The teacher had been explaining the difference between a democracy and a dictatorship. A democracy was best, he said. Even if the government was often voted out before they could get anything done. I raised my hand and he looked absolutely stunned to see that I was a) present and b) listening. I asked if democracies were such admin-heavy hassles, wouldn’t the best system be a benign dictatorship? (Oh youthful innocence, I could actually imagine someone nice getting to the top of a totalitarian state.)
The teacher lit up and yelled out his fundamental truth. “No because... power corrupts!”
And it does. Look at any cult. One minute they’re braiding each other’s hair in the sunshine, the next rolling around naked in padded rooms whilst screaming and plotting to poison an entire town of innocent Midwesterners. I’ve seen Wild Wild Country.
The gripping Netflix documentary looks into the Rajneesh cult and how in the 1980s it turned, quite literally, septic. What transpired was evil but if you look into the teachings of its leader, Osho, many of them make perfect sense.
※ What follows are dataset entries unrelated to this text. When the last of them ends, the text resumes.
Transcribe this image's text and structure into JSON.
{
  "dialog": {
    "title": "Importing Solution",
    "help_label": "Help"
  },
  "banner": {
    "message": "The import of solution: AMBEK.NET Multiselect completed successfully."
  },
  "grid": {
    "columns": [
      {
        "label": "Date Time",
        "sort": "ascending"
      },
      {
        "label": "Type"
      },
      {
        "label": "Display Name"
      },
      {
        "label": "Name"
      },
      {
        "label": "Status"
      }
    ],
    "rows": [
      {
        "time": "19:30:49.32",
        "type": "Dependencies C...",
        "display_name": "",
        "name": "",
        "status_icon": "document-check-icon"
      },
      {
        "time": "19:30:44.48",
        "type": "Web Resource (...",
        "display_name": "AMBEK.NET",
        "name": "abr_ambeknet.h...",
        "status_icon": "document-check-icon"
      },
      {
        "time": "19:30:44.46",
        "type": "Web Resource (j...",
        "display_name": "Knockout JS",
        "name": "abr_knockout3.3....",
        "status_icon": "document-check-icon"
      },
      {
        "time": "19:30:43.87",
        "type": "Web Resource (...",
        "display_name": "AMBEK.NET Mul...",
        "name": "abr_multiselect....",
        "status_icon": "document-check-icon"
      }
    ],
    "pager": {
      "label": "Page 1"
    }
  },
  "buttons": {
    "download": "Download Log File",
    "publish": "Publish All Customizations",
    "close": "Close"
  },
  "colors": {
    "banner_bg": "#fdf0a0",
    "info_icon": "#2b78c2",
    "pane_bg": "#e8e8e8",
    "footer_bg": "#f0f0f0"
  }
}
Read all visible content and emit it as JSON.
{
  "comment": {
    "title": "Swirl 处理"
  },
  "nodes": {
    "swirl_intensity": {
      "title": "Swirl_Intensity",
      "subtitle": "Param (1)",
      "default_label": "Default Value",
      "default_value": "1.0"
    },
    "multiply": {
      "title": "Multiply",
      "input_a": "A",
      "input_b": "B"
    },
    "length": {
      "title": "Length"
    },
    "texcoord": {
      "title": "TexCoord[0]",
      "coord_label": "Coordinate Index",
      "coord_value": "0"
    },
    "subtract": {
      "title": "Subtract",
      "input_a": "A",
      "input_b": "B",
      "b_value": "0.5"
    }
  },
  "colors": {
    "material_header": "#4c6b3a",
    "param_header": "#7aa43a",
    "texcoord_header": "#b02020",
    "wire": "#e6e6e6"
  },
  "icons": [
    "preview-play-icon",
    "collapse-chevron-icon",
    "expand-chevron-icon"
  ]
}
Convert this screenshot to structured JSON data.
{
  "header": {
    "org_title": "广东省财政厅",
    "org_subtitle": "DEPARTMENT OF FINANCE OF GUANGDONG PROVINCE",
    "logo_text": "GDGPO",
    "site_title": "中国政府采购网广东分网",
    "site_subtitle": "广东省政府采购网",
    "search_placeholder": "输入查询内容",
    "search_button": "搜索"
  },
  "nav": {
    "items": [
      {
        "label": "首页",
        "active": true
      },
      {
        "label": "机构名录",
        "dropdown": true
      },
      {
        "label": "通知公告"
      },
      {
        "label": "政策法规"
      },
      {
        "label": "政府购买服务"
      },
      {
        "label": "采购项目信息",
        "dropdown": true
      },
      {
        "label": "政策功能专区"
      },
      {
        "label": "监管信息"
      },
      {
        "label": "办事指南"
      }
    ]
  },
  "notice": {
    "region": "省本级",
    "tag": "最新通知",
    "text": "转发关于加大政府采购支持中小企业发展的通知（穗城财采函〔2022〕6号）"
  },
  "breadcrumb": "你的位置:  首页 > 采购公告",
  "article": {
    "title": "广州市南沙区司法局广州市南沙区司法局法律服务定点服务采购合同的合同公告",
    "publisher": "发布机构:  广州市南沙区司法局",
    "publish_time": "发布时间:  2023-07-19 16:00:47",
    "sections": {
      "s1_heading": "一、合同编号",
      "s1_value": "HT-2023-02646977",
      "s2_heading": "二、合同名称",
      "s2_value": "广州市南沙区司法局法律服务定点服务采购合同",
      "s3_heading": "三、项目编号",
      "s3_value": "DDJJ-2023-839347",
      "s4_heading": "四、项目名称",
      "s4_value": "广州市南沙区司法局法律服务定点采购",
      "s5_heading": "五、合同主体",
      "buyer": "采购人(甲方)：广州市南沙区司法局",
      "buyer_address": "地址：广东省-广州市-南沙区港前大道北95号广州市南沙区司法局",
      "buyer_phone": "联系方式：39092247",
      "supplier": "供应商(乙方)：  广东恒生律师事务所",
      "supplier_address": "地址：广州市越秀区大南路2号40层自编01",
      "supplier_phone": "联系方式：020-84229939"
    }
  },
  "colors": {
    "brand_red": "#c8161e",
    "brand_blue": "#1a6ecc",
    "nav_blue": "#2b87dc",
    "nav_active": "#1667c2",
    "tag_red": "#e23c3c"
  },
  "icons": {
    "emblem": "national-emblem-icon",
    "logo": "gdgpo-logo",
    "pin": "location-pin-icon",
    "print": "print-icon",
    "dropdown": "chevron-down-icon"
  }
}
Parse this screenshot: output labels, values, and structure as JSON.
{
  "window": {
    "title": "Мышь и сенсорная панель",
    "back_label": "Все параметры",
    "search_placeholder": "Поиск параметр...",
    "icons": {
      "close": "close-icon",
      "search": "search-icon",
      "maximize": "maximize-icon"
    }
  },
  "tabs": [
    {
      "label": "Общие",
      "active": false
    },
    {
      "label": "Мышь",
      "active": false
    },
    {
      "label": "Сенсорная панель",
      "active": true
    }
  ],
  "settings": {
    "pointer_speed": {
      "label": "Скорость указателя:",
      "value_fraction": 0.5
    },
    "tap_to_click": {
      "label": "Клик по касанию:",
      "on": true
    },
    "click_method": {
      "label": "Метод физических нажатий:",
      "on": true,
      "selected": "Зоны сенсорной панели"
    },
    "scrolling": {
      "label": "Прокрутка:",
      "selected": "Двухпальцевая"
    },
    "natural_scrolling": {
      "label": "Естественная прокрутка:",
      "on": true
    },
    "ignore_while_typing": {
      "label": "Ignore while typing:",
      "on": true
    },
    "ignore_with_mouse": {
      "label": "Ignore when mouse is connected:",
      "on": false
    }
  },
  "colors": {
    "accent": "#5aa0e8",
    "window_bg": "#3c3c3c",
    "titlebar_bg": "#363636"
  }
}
He said: “If you love a flower, don’t pick it up. Because if you pick it up it dies and it ceases to be what you love. So if you love a flower, let it be. Love is not about possession. Love is about appreciation.”
Pure and true. But the guy ended up possessing 93 Rolls-Royces. Power corrupts.
Today we have a feature by Christchurch journalist Anke Richter, who has delved into the flaky and fascinating several times for Sunday. Anke went to Pune, where Osho’s Rajneesh movement began, to find it still thriving (financially, anyway) despite its charismatic guru being long dead.
“I want to explore the legacy of this controversial mystic at its origin, at the former ashram that attracted thousands, including a few New Zealanders,” says Anke. “One of them was self-acclaimed therapist Bert Potter, who was inspired by his months in Pune with the master to gather his own following – the beginning of Centrepoint community.”
Oh right... Bert. Enough said.